Okay, say you have a situation that you’re dealing with. You don’t know who to talk to, where to go for help or what to do, check out our links or list of resources. If you have specific questions we might be able to answer, contact us through email at email@example.com, and we will do our best to respond. Please note that we are transitioning out of being an active collective but will periodically check the email to potentially help find suitable medical or counseling resources, reading & resource lists, explore accountability options with the perpetuator(s). In addition to providing an accountability curriculum, we have occasionally mentored other groups doing transformative justice processes and could do so on a case-by-case basis in the future. We have an open network of people we maintain contact with to collaborate on various projects including helping with safer space teams at special events so you may see us around from time to time.
HOW WE DEFINE CONSENT
In order to make sure the sexual activity you are engaging in feels safe for everyone involved, it is important to establish consent and make sure that you and your partner(s) are comfortable. This means determining what peoples’ boundaries are before beginning or taking any new steps, either through verbal communication, or through some kind of previously agreed upon sign. Consent is the presence of “yes” and not just the absence of “no,” with the understanding that everyone can change their mind, stop, or back up at any time.

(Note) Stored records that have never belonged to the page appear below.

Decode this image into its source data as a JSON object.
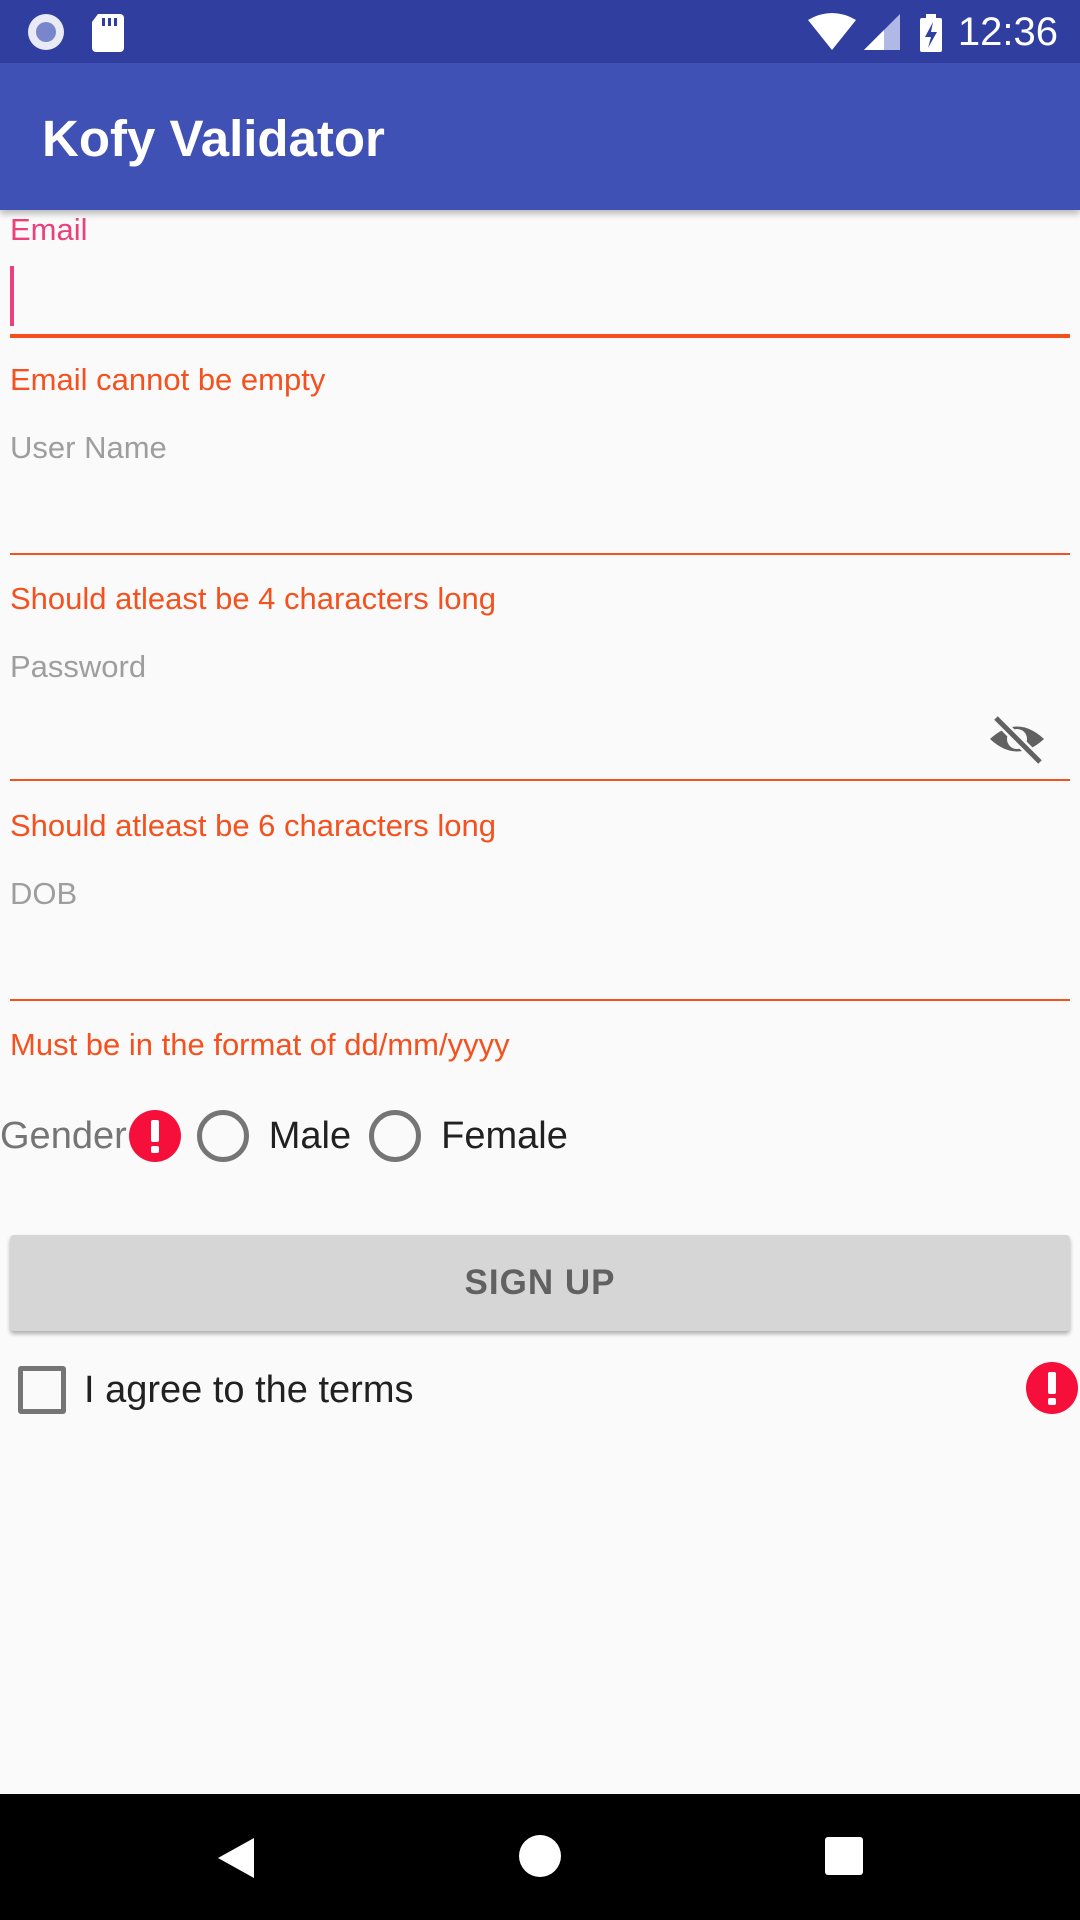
{
  "status_bar": {
    "time": "12:36",
    "colors": {
      "background": "#303f9f"
    },
    "icons": [
      "record-icon",
      "sd-card-icon",
      "wifi-icon",
      "signal-icon",
      "battery-charging-icon"
    ]
  },
  "app_bar": {
    "title": "Kofy Validator",
    "color": "#3f51b5"
  },
  "form": {
    "email": {
      "label": "Email",
      "value": "",
      "error": "Email cannot be empty"
    },
    "username": {
      "label": "User Name",
      "value": "",
      "error": "Should atleast be 4 characters long"
    },
    "password": {
      "label": "Password",
      "value": "",
      "error": "Should atleast be 6 characters long",
      "toggle_icon": "visibility-off-icon"
    },
    "dob": {
      "label": "DOB",
      "value": "",
      "error": "Must be in the format of dd/mm/yyyy"
    },
    "gender": {
      "label": "Gender",
      "error_icon": "error-icon",
      "options": [
        {
          "label": "Male",
          "selected": false
        },
        {
          "label": "Female",
          "selected": false
        }
      ]
    },
    "signup_label": "SIGN UP",
    "terms": {
      "label": "I agree to the terms",
      "checked": false,
      "error_icon": "error-icon"
    }
  },
  "colors": {
    "accent": "#ec407a",
    "error": "#f4511e",
    "error_icon": "#f50f3a",
    "hint": "#9e9e9e"
  },
  "nav_bar": {
    "icons": [
      "back-icon",
      "home-icon",
      "recents-icon"
    ]
  }
}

In order to work towards making a truly informed decision, you can identify all pertinent information, and each person can take into account different forms of privilege and power, such as age, gender, disability, sexual orientation, survivor status, STI status, class, race, etc. Consent should be established each and every time sexual activity happens, regardless of past interactions. If someone has been misled, pressured, or threatened, they cannot give informed consent. Additionally, the use of alcohol or other substances can interfere with someone’s ability to make clear decisions about the level of intimacy they are comfortable with. The more intoxicated a person is, the harder it is to give conscious consent.
We don’t know everything about consent. This is a general set of guidelines. Only you know what you are comfortable with and what is best for you. Knowing your own boundaries, feelings, and desires can help you better define what you consent to, and communicating this to your partner(s) can also make sex more fun! Understanding consent is a big step towards sexual liberation, plus it’s totally sweet!